https://en.wikipedia.org/wiki/Glen_Mills

Yohan Blake is his training partner btw, they run at the same club together. Several other sprinters coached coached by Mills have tested positive over the years. Outside of Bolt you'd be hard pushed to find a top Jamaican sprinter who hasn't.

It should also be noted that Bolt started out as a 200m specialist and didn't switch to the 100m until a year or so before the Beijing Olympics, where he went on to smash the world record.

You guys can believe him if you want to. I'm not trying to prove anything, just pointing out why I'm suspicious. I like Usain Bolt and in a funny sort of way I hope he never does get caught, but I have a very hard time believing that the only clean athlete in the race is also the fastest.

edit:

If you want some more detail, this is a pretty good read:

http://www.letsrun.com/forum/flat_read. ... 768&page=7

Turns out that Bolt has a notorious drugs expert on the payroll, one who was implicated in BALCO and worked with several other top sprinters who subsequently failed doping tests. I'm sure it's all above board though... :rolleyes:

Oh, and this from the comments below:

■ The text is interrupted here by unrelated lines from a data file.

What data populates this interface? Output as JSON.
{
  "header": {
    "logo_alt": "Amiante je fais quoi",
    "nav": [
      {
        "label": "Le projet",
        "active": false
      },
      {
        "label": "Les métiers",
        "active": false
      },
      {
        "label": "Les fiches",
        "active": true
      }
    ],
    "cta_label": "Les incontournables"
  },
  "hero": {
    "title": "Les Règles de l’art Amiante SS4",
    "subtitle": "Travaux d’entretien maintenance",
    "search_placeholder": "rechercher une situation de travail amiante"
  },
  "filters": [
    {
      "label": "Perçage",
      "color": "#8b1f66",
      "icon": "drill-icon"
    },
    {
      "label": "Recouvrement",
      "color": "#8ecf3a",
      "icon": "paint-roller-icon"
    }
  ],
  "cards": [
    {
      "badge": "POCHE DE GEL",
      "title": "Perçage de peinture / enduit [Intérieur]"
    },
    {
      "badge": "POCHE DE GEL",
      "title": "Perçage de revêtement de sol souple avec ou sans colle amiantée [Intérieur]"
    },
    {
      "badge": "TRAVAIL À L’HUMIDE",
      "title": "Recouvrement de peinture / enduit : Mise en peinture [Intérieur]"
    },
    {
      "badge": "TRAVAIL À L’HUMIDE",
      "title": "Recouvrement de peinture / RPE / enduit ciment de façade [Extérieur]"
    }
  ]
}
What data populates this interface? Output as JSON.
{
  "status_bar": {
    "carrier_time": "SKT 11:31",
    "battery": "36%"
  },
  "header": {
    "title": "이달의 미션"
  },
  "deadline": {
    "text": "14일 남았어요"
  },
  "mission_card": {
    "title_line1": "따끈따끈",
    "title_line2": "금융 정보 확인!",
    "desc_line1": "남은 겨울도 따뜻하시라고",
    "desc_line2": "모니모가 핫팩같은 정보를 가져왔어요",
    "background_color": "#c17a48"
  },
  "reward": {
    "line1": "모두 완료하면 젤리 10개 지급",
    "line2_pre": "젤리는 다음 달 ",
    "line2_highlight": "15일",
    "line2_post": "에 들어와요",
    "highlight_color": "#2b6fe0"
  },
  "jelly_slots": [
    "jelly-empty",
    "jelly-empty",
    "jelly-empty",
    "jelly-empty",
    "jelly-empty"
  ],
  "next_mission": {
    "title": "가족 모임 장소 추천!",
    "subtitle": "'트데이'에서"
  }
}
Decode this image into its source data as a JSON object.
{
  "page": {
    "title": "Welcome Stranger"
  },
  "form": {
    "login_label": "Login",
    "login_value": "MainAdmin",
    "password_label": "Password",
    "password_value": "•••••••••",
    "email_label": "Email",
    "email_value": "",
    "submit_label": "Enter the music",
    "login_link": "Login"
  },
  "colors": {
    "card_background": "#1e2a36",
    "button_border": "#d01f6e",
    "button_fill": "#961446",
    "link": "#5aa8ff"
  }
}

Just look up the IAAF 200m results for the period of 2005-2008 and count the times in 2005-2007 when Bolt finished second. He was a consistent 19.9 guy--FOR SEVERAL YEARS--with the exception of one race in Jamaica (their NC I think) where he ran 19.75.

In meet after meet, Usain would get out ahead in a 200...and his good friend Wallace Spearmon would run him down from behind. In 2007, Bolt lost to Spearmon in New York, in Sheffield, and he lost to Gay in Osaka.

Then, suddenly, in 2008 Bolt was untouchable...and the margin was huge.

Without phamacology, it doesn't work that way.